Plans to mark Tiananmen anniversary
ACTIVISTS in Hong Kong, Taiwan and overseas Chinese communities are mapping out joint plans to mark the fifth anniversary of the Tiananmen Square crackdown on June 4.
Sources in the dissident community said commemorative events would also be held in various Chinese cities even though mainland police were pulling out all stops to keep them under control.
The activists will call on the Beijing authorities to release prisoners of conscience, to overturn the verdict on June 4, to penalise those responsible for the armed suppression of the student movement, to end the one-party dictatorship and to build up ademocratic China.
Events in the United States, home of the largest number of exiled dissidents, will be co-ordinated by the United Front for Democracy in China.
A gathering will be held in San Francisco on the occasion of the unveiling of a statue similar to the ''Goddess of Democracy'' erected in Tiananmen Square in May 1989.
Speakers will include astrophysicist Fang Lizhi and leaders of the student movement Wu'er Kaixi and Liang Er.
Li Lu, one of the ''commanders'' of the demonstrators in the square, will host a large-scale commemorative function in New York.
Exiled students and intellectuals in American cities, including Los Angeles and Washington, are also expected to observe the anniversary.
Locally, the Hong Kong Alliance in Support of the Patriotic Democratic Movement in China plans to host a variety of activities in addition to its annual rally and candle-light vigil in Victoria Park.
Two films - Li Lu's Moving the Mountain and Escaping from China by Tiananmen Square leader Zhang Boli - are scheduled to be shown.
There will be taped messages from overseas dissidents and those who have returned to China.
Other functions include ''democratic kite-flying'' and laying wreaths during the Ching Ming Festival.
Other cities where commemorative activities have been planned include Taipei, London, Paris, Sydney and Toronto.

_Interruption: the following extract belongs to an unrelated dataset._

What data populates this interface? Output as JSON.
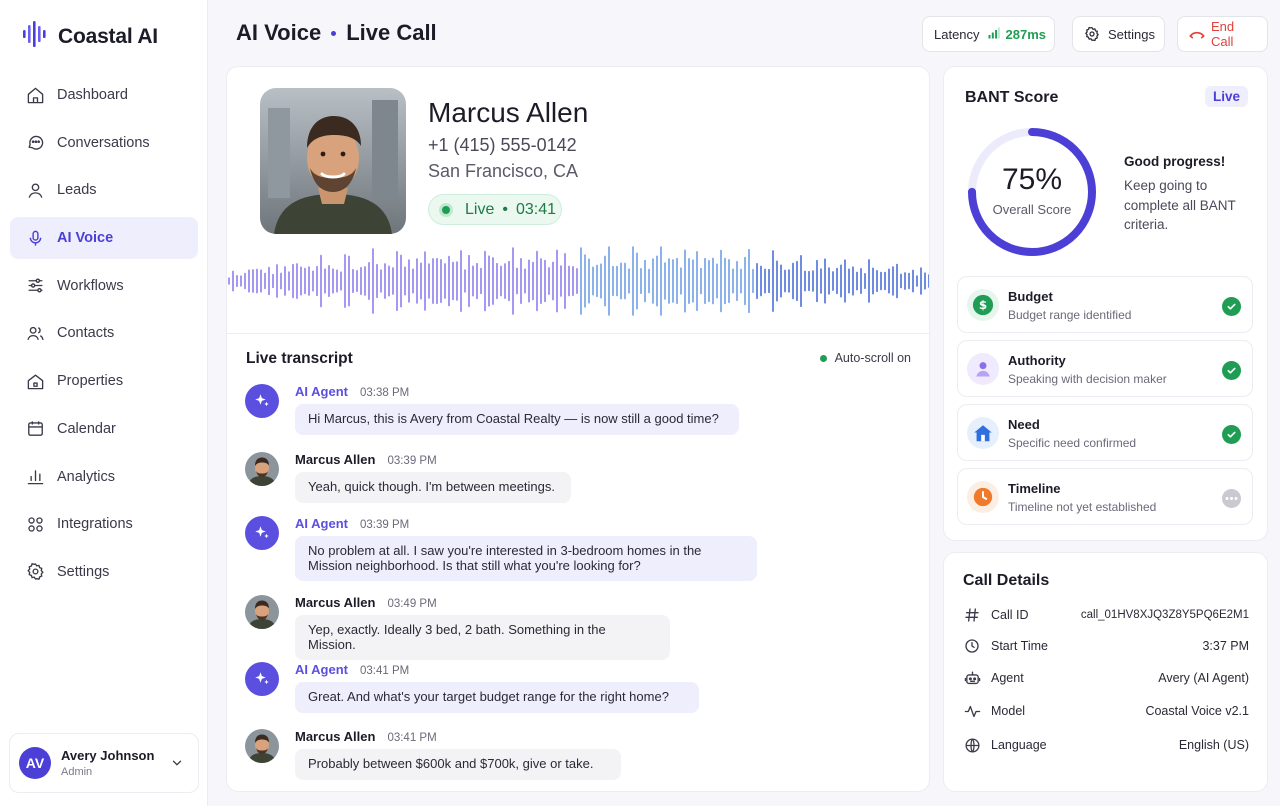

Sources in Beijing said security officials were trying to block links between the dissident community and their supporters overseas.